Our cute patio, where I would sip wine and read, any time of year.

Our cute patio

I never wanted to move to California in the first place.   My husband had been accepted– tuition free– to the MFA program at Cal State Long Beach.  In New York, my career was humming along, and I was surrounded by friends.  California, with its endless sunshine and cheery, beautiful people, seemed surreal.

“You’re going to love it,” people warned, people who had lived there, people who had moved kicking and screaming, just as I was about to do.  I doubted them all.  We loaded up Andre’s mother’s (ancient) car and drove cross-country.  Andre gamely tried to make the experience as much fun as he could, and I played along.  We’d always wanted to drive across the country!  But after days in the car, the fun began to wear thin.  A sense of dislocation set in, intensified by our failure to find a suitable place to live.

The Spanish Colonial Library down the street.

The Spanish Colonial Library down the street.

But finally we found it:  a two bedroom for $1300 a month, unheard of in New York City.  We didn’t even need the second bedroom, not yet.  It had a teeny tiny outdoor patio and laundry on-site.  It was three blocks from the ocean, two blocks from Bixby Park and its weekly farmer’s market, and one block from the library, where I spent a lot of time.  Nearby Fourth Street was lined with coffee shops, thrifts stores, wine bars, and our favorite art theatre.  I made a project out of decorating the apartment with flea market finds and Target sale bin steals.
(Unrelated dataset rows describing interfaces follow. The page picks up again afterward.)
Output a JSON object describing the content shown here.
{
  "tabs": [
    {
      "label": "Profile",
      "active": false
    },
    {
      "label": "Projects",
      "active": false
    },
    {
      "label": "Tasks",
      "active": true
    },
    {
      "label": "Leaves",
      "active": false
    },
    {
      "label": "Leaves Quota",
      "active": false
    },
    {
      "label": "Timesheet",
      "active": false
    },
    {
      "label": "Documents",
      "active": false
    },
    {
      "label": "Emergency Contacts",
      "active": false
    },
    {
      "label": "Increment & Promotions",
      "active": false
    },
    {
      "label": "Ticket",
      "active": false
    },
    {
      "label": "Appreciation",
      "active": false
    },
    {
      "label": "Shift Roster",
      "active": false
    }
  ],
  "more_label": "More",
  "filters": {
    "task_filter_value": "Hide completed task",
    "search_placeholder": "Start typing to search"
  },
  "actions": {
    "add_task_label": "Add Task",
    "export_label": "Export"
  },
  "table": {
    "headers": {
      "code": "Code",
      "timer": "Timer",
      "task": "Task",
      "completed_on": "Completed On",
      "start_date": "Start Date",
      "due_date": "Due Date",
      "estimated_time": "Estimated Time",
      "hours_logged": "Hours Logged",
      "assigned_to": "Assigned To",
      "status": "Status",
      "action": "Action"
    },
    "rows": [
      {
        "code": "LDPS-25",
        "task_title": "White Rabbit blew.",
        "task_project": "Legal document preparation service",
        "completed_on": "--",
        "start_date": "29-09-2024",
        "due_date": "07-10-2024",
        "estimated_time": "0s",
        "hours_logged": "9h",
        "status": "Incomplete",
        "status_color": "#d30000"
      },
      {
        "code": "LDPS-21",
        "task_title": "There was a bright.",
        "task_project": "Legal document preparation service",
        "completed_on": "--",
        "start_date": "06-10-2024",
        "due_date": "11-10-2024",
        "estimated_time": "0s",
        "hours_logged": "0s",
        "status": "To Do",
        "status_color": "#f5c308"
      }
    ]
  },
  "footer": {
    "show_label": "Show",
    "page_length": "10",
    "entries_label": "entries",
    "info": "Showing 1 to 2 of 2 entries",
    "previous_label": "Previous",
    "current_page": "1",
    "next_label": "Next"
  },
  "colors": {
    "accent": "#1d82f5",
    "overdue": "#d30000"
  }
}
Friends who came to see us!

Friends who came to see us!

My friends came to me.  Broadway touring companies play both LA and Costa Mesa, and we were comfortably situated between the two.  Everyone who came through stopped by to see us.  And I didn’t realize how many friends Andre and I had that already lived in LA.  But still I missed New York.

When I booked the Billy Elliot tour, I was relieved.  Grad school kept Andre very busy, so I was home alone a lot.  I had finished decorating and my unemployment was running out.  I began to fear that I would have to work in a restaurant, which represents the absolute pits for me, the antithesis of where I want my life to head.  So I jumped at the chance to leave.

I began to miss Long Beach almost right away.  On hiatus from tour, I returned to New York and was surprised to find that I hated it:  the noise, the crowds, the crazy people.  What had once seemed sophisticated and exciting now seemed pretentious and neurotic.  Tour ended and I came back (pregnant) to Long Beach, and I fell even more in love with California.

After she was born and after Andre finished school, we felt a little unmoored.  We worked steadily through the summer, but went through a dry spell in August that left us shaken, unsure of whether to stay or go.  Out of the blue and without auditioning, Andre got the offer to do the Grinch back in New York.  The same day I found out I had booked Big Fish at Musical Theatre West.  We decided I would do the show, and then we would move back.

While I loved the ocean and the farmer’s market, not to mention the Vietnamese food and the Olympic lap pool, I didn’t expect to love the theatre community so much.  I didn’t expect such a warm embrace.  I didn’t expect so much support from our friends in Long Beach.  Puddin’ had a million terrific sitters.  I started teaching ballet and private voice lessons at studios within walking distance from where I lived.  I began working with a theatrical agent I adored, and a commercial agent who worked tirelessly to get me auditions.  Things were picking up for me!  But we were already scheduled to leave.

We’ve been back in New York for a little over three months, and I am finally admitting that I hate it here.  I do!  What a relief!  I hate it!  I’ve started begging Andre to move back.  I have no commercial agent, and my NY representation has barely lifted a finger.   My LA agent has been wonderful, but it’s clear they want me to move back.  Instead of teaching voice and ballet, I’m working at that dreaded restaurant.  I hate it with a passion I had forgotten I had.  Every day I feel like I am slipping down a wall into depression.  I try not to think about California, but it’s impossible.  Every time I go into the grocery store and see what passes for produce, every time I go to the Equity building and see a million actors lining up for some $300-a-week job in the middle of nowhere, every time Puddin’ wakes us up in the middle of the night in the one bedroom we now share, I am reminded of how good we had it.  And I miss it so much.